Search the material for the word "Match" and copy every line in which it occurs.

• Excerpted records
::::::::
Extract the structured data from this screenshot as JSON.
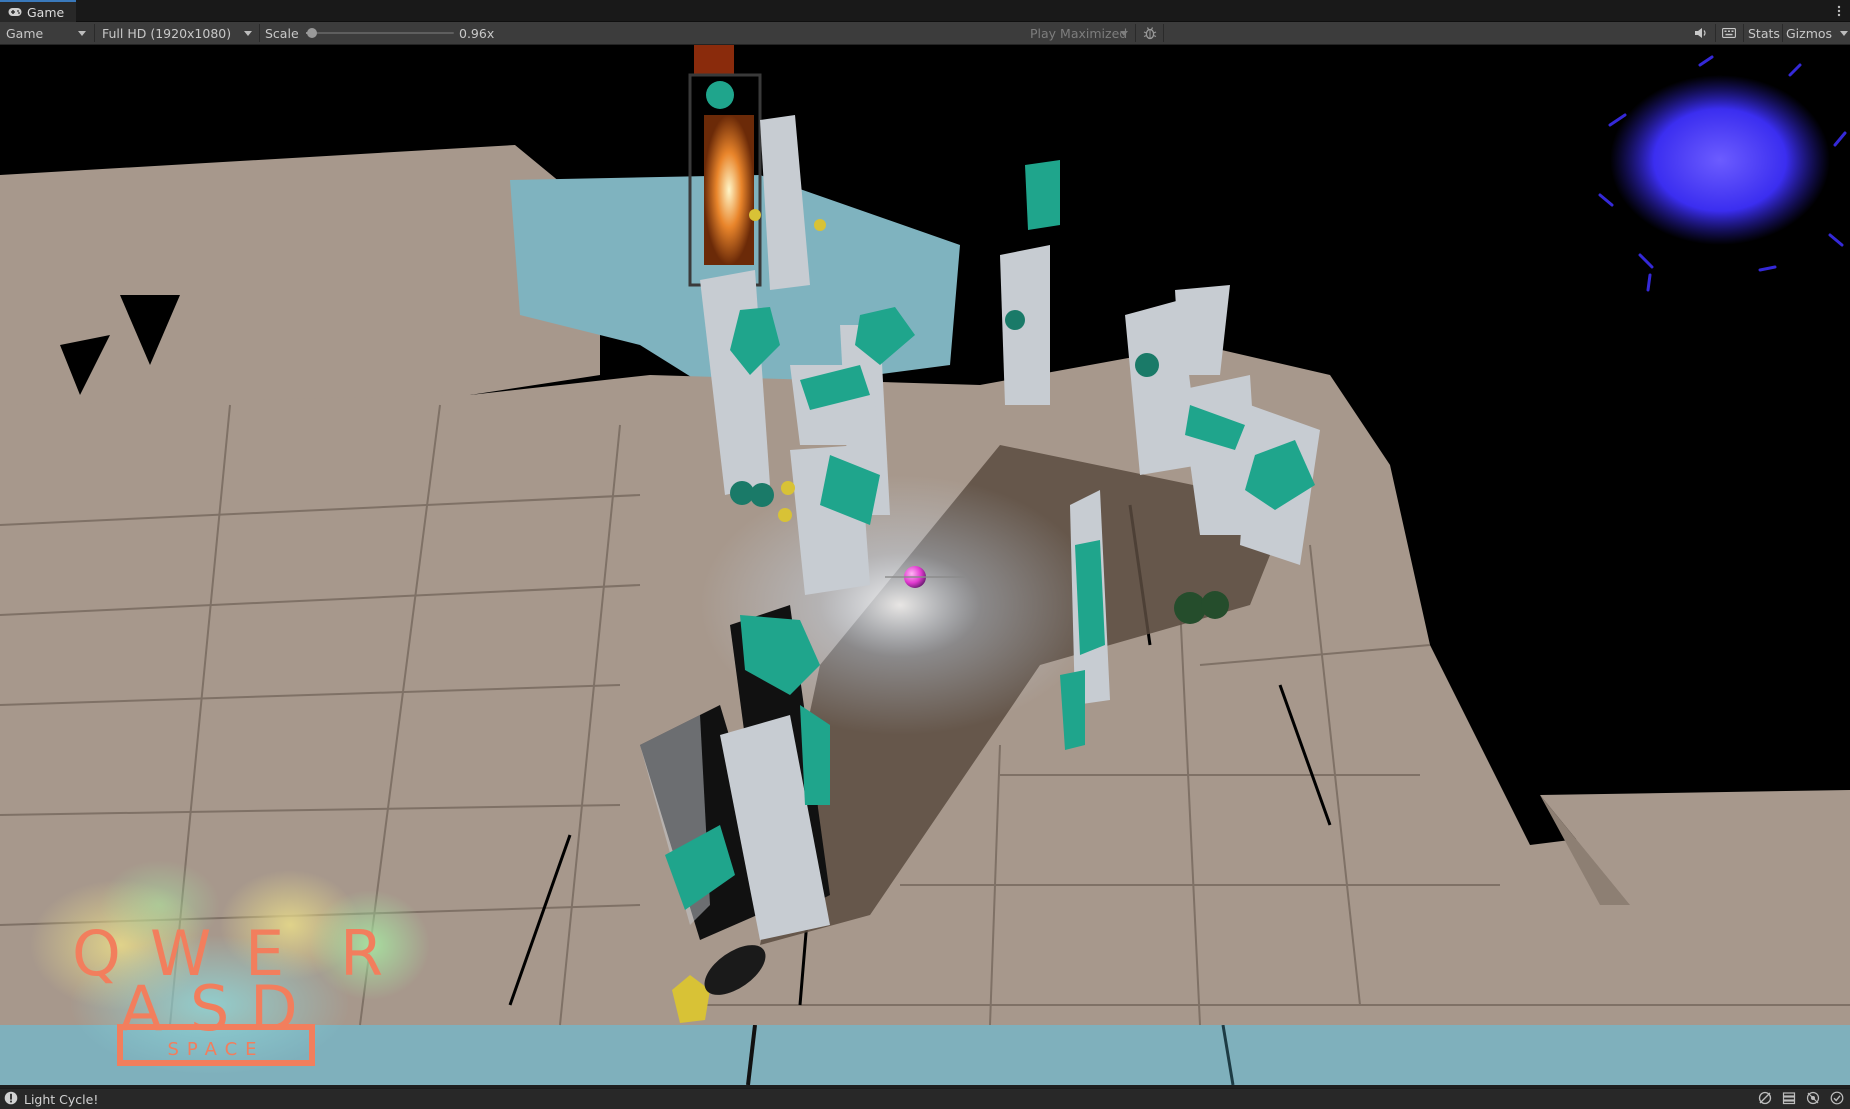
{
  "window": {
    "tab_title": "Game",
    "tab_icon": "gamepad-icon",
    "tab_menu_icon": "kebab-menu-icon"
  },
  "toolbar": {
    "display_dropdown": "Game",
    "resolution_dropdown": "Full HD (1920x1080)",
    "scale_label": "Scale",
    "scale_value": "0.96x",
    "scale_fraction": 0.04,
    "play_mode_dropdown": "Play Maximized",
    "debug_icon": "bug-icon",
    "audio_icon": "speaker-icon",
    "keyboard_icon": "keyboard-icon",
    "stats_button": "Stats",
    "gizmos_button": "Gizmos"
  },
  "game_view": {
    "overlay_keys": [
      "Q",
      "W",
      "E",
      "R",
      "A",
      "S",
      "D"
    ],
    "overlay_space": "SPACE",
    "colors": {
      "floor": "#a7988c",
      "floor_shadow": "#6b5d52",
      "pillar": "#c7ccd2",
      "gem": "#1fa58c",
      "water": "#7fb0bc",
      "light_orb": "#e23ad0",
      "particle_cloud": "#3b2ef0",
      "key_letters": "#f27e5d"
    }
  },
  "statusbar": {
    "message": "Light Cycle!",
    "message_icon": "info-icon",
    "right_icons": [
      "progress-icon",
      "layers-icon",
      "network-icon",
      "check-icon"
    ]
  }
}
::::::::
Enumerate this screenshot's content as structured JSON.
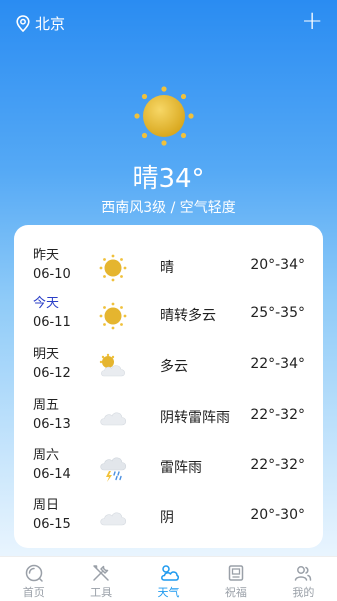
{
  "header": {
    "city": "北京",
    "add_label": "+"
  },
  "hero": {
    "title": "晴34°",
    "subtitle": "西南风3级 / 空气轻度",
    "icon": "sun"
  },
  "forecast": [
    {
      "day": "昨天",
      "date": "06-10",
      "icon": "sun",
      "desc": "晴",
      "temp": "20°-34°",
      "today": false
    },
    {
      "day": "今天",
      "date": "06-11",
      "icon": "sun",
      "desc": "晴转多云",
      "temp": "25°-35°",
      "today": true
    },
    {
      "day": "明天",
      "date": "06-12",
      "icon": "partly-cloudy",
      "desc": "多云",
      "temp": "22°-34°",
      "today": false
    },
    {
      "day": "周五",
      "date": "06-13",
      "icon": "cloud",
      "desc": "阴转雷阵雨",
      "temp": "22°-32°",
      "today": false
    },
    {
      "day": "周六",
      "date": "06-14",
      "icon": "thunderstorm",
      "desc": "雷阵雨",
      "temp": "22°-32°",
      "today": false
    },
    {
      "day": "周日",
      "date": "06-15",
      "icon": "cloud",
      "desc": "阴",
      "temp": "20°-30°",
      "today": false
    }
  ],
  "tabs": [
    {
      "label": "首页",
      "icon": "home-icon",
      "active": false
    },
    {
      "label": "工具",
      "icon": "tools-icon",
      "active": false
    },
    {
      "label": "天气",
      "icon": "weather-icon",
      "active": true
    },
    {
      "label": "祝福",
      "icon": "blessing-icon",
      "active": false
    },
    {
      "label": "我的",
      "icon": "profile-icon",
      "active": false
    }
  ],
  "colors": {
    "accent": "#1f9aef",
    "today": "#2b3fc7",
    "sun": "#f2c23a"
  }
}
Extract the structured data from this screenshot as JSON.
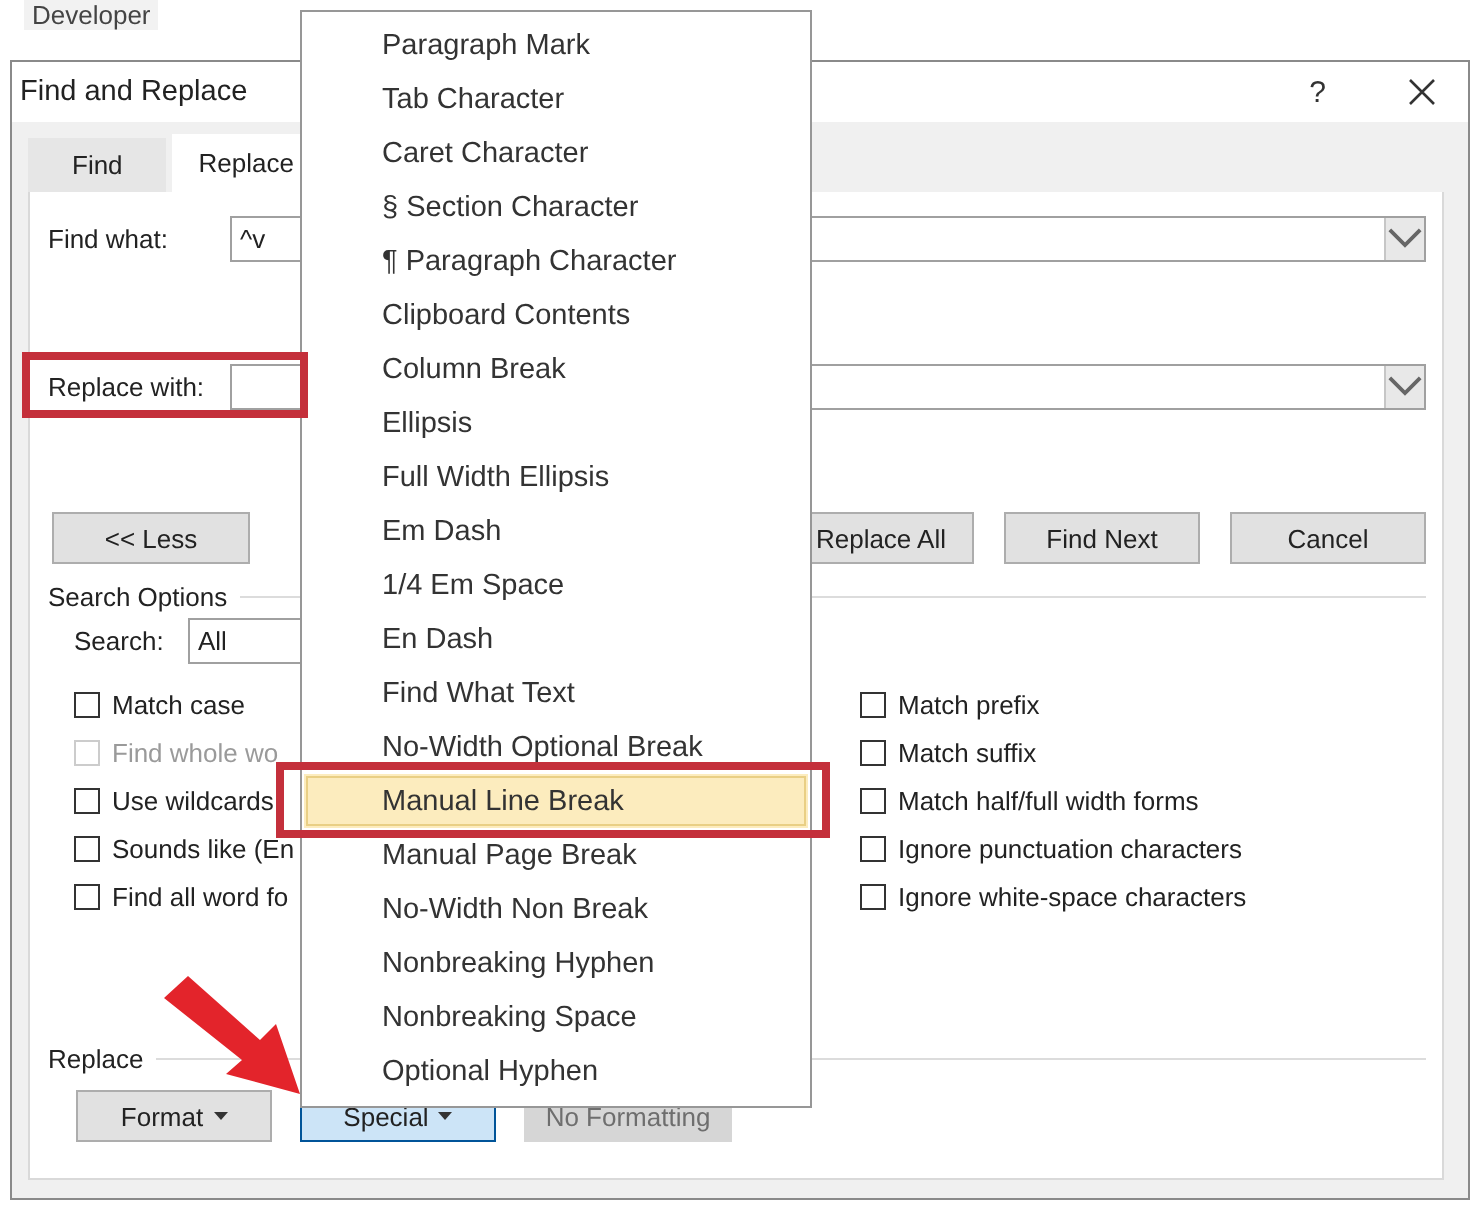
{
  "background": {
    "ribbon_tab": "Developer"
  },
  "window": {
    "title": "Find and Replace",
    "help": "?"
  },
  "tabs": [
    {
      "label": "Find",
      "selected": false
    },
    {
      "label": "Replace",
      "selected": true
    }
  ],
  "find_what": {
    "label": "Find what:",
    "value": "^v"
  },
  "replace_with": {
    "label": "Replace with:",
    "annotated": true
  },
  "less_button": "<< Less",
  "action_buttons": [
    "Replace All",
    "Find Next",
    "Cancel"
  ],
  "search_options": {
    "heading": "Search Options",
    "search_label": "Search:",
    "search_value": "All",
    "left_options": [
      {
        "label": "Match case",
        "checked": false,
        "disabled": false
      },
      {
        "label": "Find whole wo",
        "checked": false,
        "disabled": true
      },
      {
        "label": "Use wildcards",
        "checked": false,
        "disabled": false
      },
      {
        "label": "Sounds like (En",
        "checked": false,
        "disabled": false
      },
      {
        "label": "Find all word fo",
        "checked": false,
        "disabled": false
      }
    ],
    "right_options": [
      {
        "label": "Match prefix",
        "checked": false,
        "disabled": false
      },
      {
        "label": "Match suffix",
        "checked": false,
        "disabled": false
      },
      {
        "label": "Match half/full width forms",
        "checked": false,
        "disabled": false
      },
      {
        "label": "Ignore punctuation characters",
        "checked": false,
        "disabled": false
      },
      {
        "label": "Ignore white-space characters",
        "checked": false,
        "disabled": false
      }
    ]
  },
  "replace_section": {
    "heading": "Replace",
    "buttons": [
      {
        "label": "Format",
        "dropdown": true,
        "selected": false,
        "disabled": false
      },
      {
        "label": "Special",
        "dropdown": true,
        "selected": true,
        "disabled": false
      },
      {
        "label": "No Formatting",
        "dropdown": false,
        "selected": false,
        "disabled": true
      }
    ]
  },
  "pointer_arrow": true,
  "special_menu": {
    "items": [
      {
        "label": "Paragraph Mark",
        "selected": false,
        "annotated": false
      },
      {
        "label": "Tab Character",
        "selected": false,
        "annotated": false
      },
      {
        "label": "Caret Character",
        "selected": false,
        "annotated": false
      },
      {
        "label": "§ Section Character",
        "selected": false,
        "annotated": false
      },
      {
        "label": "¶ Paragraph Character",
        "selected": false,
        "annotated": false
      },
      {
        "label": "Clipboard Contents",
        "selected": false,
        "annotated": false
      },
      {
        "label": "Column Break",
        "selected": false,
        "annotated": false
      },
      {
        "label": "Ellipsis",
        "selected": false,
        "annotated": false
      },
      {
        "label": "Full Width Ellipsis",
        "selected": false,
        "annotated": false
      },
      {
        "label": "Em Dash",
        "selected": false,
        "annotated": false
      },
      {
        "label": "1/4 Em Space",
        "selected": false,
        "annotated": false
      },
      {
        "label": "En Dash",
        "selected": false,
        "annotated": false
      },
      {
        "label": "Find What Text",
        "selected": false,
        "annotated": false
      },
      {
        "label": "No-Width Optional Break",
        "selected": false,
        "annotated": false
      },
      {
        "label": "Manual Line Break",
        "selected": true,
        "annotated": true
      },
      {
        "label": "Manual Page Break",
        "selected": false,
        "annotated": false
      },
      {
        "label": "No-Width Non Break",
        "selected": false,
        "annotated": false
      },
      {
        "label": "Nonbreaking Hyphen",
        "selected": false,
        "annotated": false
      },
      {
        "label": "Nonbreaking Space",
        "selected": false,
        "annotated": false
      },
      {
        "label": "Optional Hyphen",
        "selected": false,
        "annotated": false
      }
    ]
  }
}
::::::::
• Answer for this exercise
        "label": "Match case",
        "label": "Match prefix",
        "label": "Match suffix",
        "label": "Match half/full width forms",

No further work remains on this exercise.